Awesome, so now what we need to do is find each kickers accuracy within the 0-39, 40-49, etc. We're going to do this for the past 4 years, although you can change it to the past 5. Recall that the extra point distance was changed in 2015, though, so that may affect things.
To start out, we're going to calculate the accuracy % for each of these bins for all players in this 2016 - 2020 time span. The code block below is going to look a lot like the code block where we find each kickers accuracy % within our kickers_df.
Surprisingly, kicks from 50+ yards are almost at 60%. I personally thought that number would be lower.

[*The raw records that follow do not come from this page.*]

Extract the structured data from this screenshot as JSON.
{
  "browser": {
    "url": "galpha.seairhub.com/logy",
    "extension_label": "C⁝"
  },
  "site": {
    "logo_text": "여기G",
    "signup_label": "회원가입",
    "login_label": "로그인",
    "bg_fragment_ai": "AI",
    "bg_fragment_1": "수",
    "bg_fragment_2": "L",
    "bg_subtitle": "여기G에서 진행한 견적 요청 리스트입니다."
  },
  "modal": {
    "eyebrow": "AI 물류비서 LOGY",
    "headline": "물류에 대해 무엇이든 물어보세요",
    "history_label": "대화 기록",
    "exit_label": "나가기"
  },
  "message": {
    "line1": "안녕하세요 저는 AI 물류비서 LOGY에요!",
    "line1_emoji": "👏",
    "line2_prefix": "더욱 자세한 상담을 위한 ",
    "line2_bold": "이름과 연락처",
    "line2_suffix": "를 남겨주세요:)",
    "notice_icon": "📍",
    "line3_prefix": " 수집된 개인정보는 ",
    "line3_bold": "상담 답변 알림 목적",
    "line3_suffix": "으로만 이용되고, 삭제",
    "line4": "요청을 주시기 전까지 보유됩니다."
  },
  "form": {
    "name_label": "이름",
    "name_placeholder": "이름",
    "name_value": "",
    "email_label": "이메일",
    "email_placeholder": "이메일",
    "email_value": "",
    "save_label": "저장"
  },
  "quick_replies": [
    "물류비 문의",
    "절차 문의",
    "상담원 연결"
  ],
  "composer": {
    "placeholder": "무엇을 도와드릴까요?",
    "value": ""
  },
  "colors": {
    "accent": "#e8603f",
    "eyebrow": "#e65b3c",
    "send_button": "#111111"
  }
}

Now, let's look at our kickers_df and try to calculate these same numbers for each individual kicker.
Awesome, all that's left to do is merge this individual kicker completion percentage with the fg_df and the kickers_df, and then calculate an expected value for fantasy points.
Below, we calculate projected fantasy points. Remember that we have to account for missed kicks as well. If a player's cumualtive miss % is greater than 0.5, we see they are more than likely to miss a kick given their accuracy % and the volume of kicks they're expected to receive. We'll deduct 2 two points instead of 1, which is also not a perfect solution (We're deducting 2 instead of 1 because if a player misses a kick, it's a net loss of 2 points, as they lost the opportunity to gain a potential point for a kick and also were deducted a point. Again not a perfect solution because the potential loss of fantasy points can be greater than 1).
Finally, the last thing to do is sort our dataframe and check out the results.
If you reached the end of this post, congrats and grab Joey Slye if he's still on your waivers. JK, he's probably not.
Thanks for reading! You guys are awesome.